New Republic Gets The Message: Bush Destroying GOP

After the American electorate wades
through the scintillating debate about which
presidential candidate is

less patriotic
than the

other
, some voters may

display an interest
in picking one of them to vote
for.

Many have already decided, and the
bad news for President Bush is that a lot of them are
the people who

voted for him
in the

last election
.

A recent article in The New
Republic
argues that Mr. Bush`s main accomplishment
as the leader of the Republican Party has been to lose
the white working class base that has served as the

backbone
of GOP presidential victories since the
days of

Richard Nixon
.

The New Republic, of course,
is a

liberal
and

pro-Democratic
magazine, and it`s to be
congratulated on discovering what I have been


saying for years
. But what`s interesting
about the article, "White Flight" by

John Judis and political scientist Ruy Teixeira
, is
why the president has lost this base: The war in Iraq. [BUSH
LOSES HIS BASE. White Flight
by John B. Judis &
Ruy Teixeira [free
version
] 08.02.04]

As the authors note, "Alienated
by the

civil rights movement,
and later by

antiwar protestors
and

feminists
, white, working-class voters began
transferring their loyalty from New Deal Democrats to
conservative Republicans in the 1960s,
" and the
white working class—Middle American Radicals as

some started calling
them not long after—"gave
large majorities to Richard Nixon in 1972, Ronald Reagan
in 1980 and 1984, and George H.W. Bush in 1988."

As late as 2000, Al Gore lost these
voters like most of his recent predecessors. Today those
happy days may be gone forever.

Patriotism and dislike of
anti-American forces—communist
or Muslim, foreign or domestic—are among the main
sentiments that drive these voters, which is why they
dropped away from a Democratic Party that seemed to

flirt
with

treason
. When the

9/11 attacks came along,
no group was more
supportive of strong measures against the nation`s
enemies than white Middle Americans, and no group liked
Mr. Bush`s initial response more than they did.

In June, 2003, as the authors note,
just after the war with Iraq was over, Gallup polls
showed that "65 percent of white, working-class
voters thought it was `worth going to war` in Iraq,
while only 33 percent disagreed."
 

But by late May, 2004, a year later,
"only 52 percent thought the war was worth fighting, and
46 percent thought it was not."
Among white workers
with some college background, the swing "was even more
dramatic," with approval of the war dropping "from
70 to 30 percent in favor of the war to only 52 to 46
percent, a 34-point swing."

That swing on the war doesn`t
necessarily tell you who these voters are going to
support, but there are polls that do—or might, if the
Republicans don`t wise up.

"In late May and early June [of
this year],"
the authors write, "Gallup polls
showed white, working-class voters, who had favored Bush
over Gore by 17 percent in 2000, favoring him over Kerry
by an average of only 50 to 42 percent."

Mr. Bush still leads, but nowhere
close to where he used to be among these voters—or where
he needs to be if he`s going to win the election.

And the news for him may be even
worse than the figures show.

As Mr. Judis and Mr. Teixeira point
out, these Middle American voters "make up the

bulk of voters
in many

battleground states."
In states like West
Virginia, Missouri and Pennsylvania, they are anywhere
from 60 percent to 74 percent of the electorate. "If
Bush wins

white, working-class voters
in the battleground
states by more than ten points, he should

carry most of them
. But, if his advantage falls
below this margin, he will be in trouble.
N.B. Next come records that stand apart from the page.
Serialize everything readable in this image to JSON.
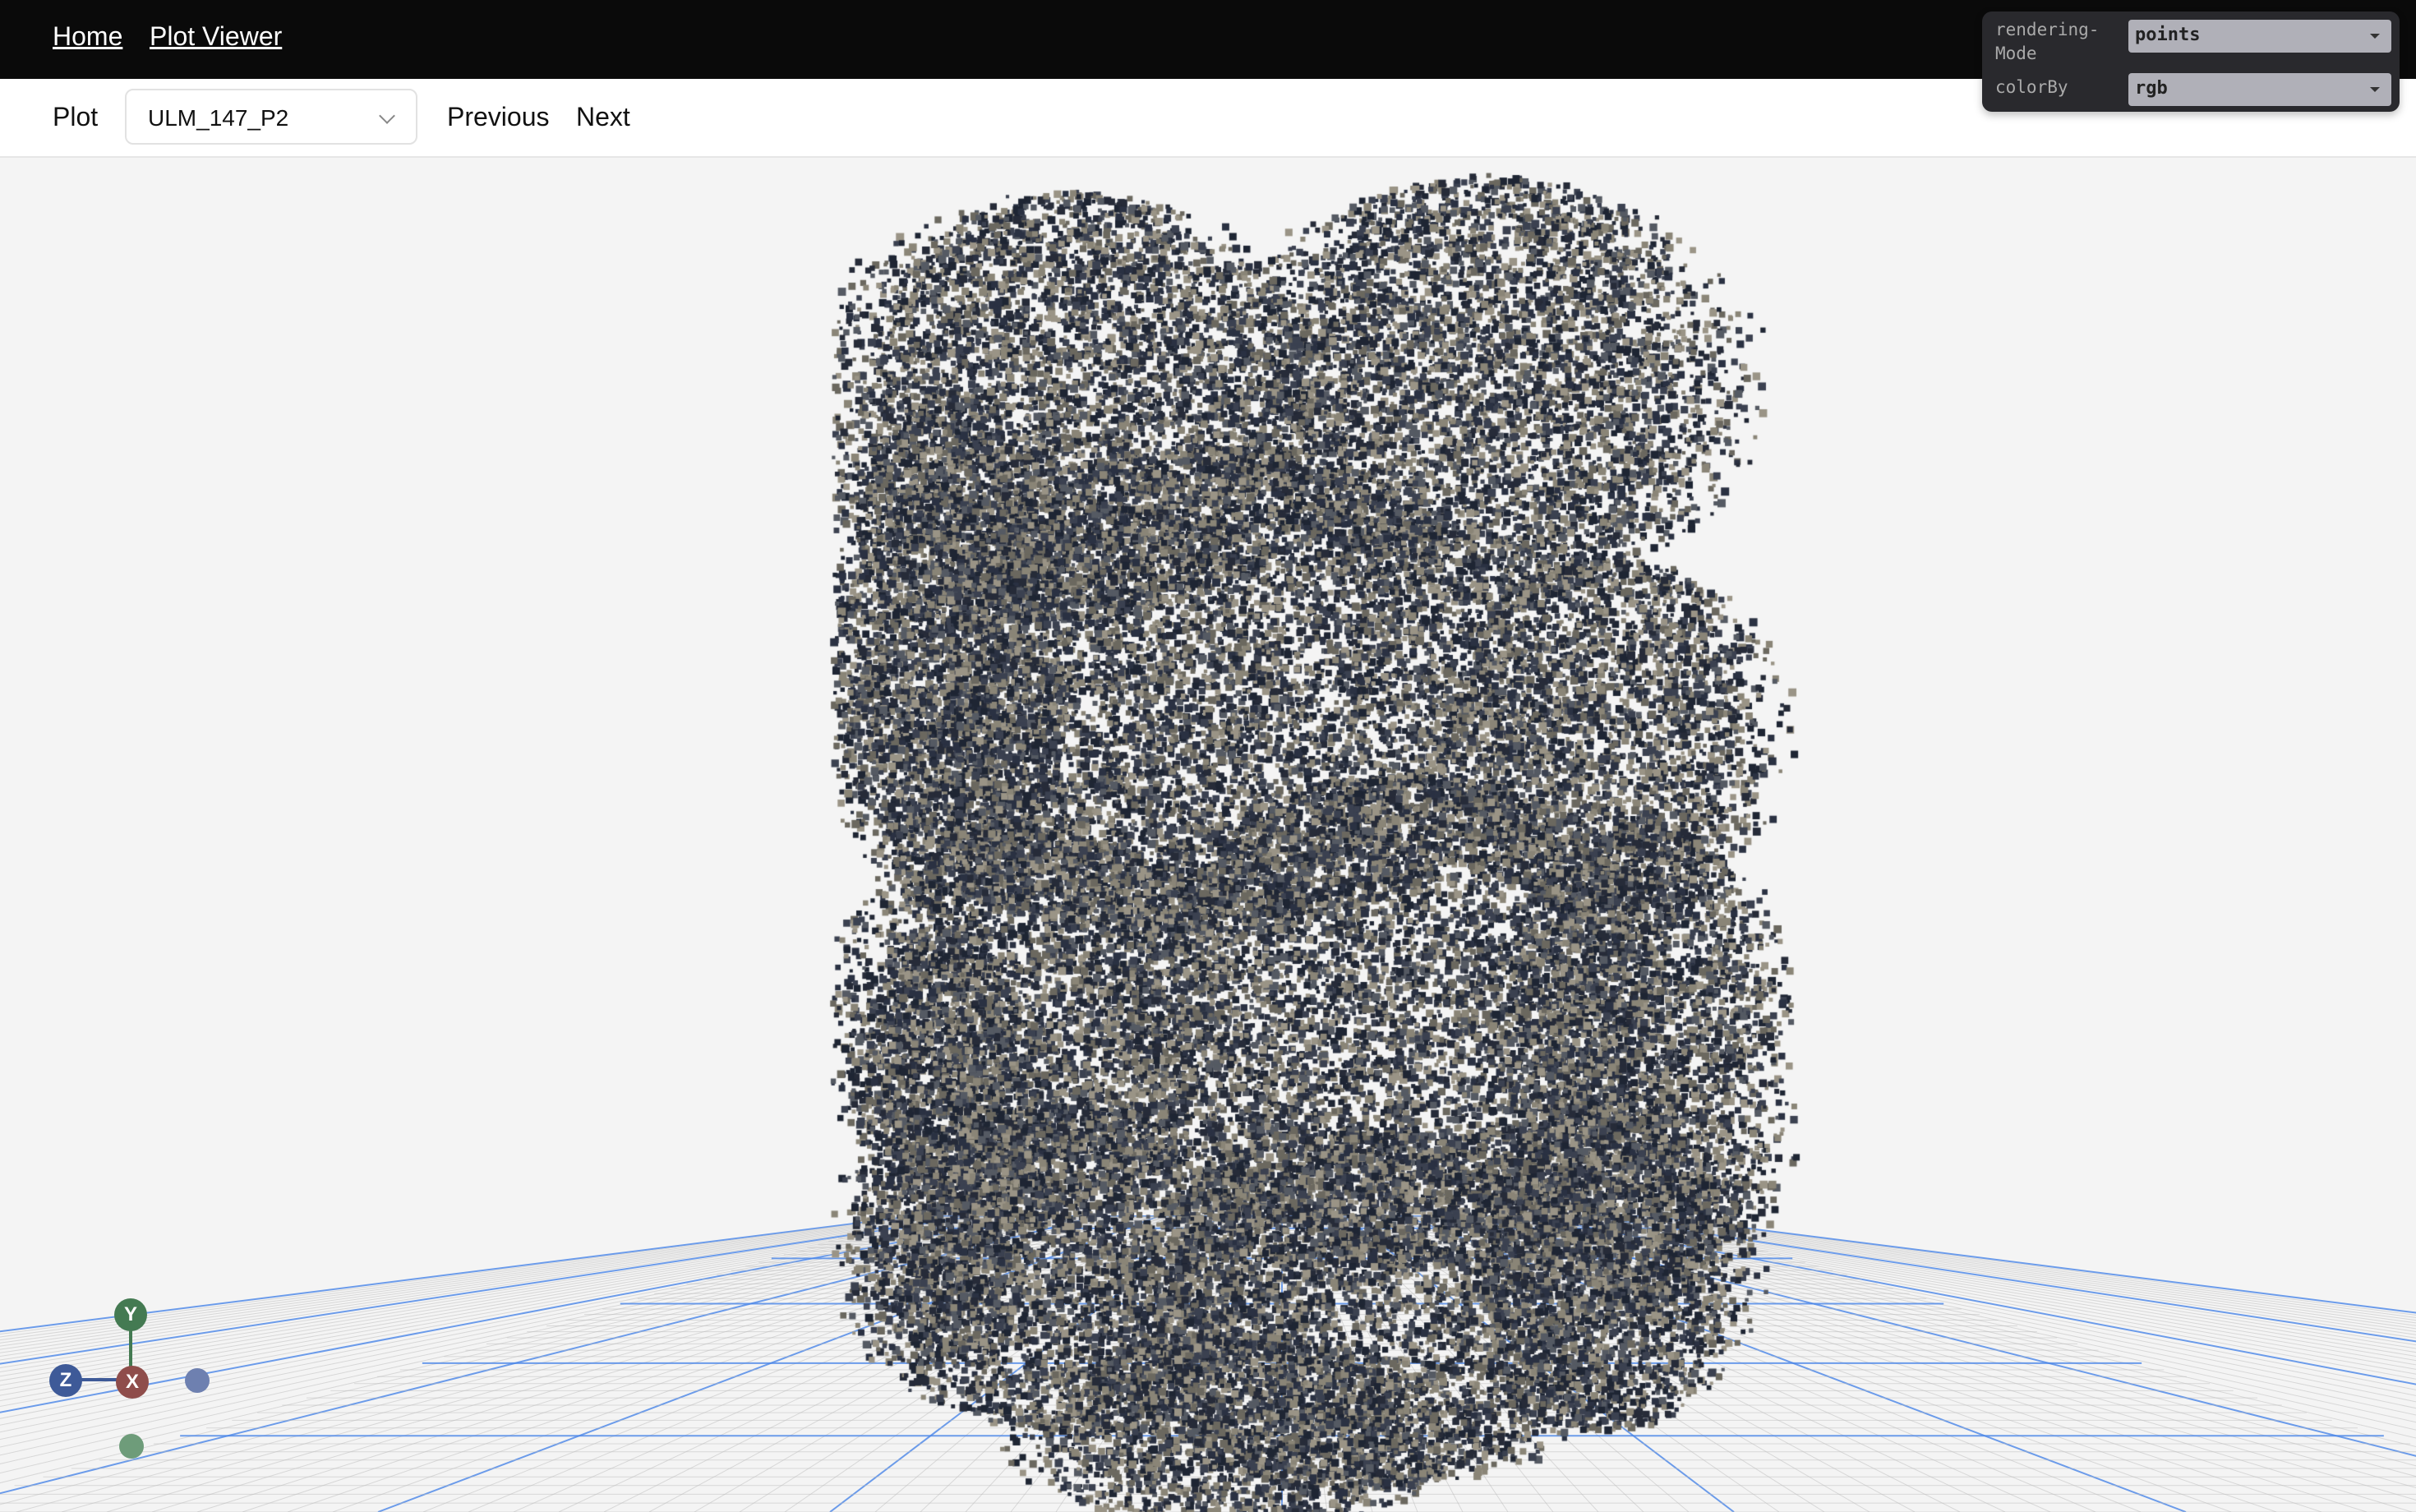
{
  "nav": {
    "home": "Home",
    "plot_viewer": "Plot Viewer"
  },
  "toolbar": {
    "plot_label": "Plot",
    "plot_value": "ULM_147_P2",
    "previous": "Previous",
    "next": "Next"
  },
  "controls": {
    "rendering_mode_label_1": "rendering-",
    "rendering_mode_label_2": "Mode",
    "rendering_mode_value": "points",
    "color_by_label": "colorBy",
    "color_by_value": "rgb"
  },
  "gizmo": {
    "y": "Y",
    "z": "Z",
    "x": "X",
    "colors": {
      "x": "#8f4d4b",
      "y": "#447a52",
      "z": "#3e5a98"
    }
  },
  "colors": {
    "grid": "#4a86e8",
    "points_dark": "#1e2533",
    "points_light": "#8a8577"
  }
}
And that`s
what seems to be happening."

The Gallup poll figures they cite,
as they also acknowledge, are national figures, but in
the battleground states Mr. Bush needs to win, these
voters are traditionally more Democratic anyway. There
"one has to assume Bush`s margins are

even smaller
—and perhaps non-existent."

That`s the arithmetic. The flesh
and blood of the question is more graphic, as the
interviews the authors had with Middle Americans show.
Most say they supported the war at first, and most
continue to sport

flags
and patriotic bumper stickers.

But their views of the war have
changed. "They shouldn`t have gone over there,"
says one man; "But now I don`t think we had any
reason to go over there,"
says his wife. "I don`t
think it is helping us at all," says another. "I have
just one thing to say,"
a housewife tells them.
"Bring my son home."

These are not

left-wing peaceniks.
They are the spinal cord of the
nation—and of the GOP.

Thanks to George W. Bush, that cord
is beginning to snap.

COPYRIGHT

CREATORS SYNDICATE, INC.

Sam Francis [email
him] is a nationally syndicated columnist. A selection
of his columns,

America Extinguished: Mass Immigration And The
Disintegration Of American Culture
, is now available
from

Americans For Immigration Control.

Click here
for Sam Francis` website. Click

here
to order his monograph
,
Ethnopolitics: Immigration, Race, and the American
Political Future.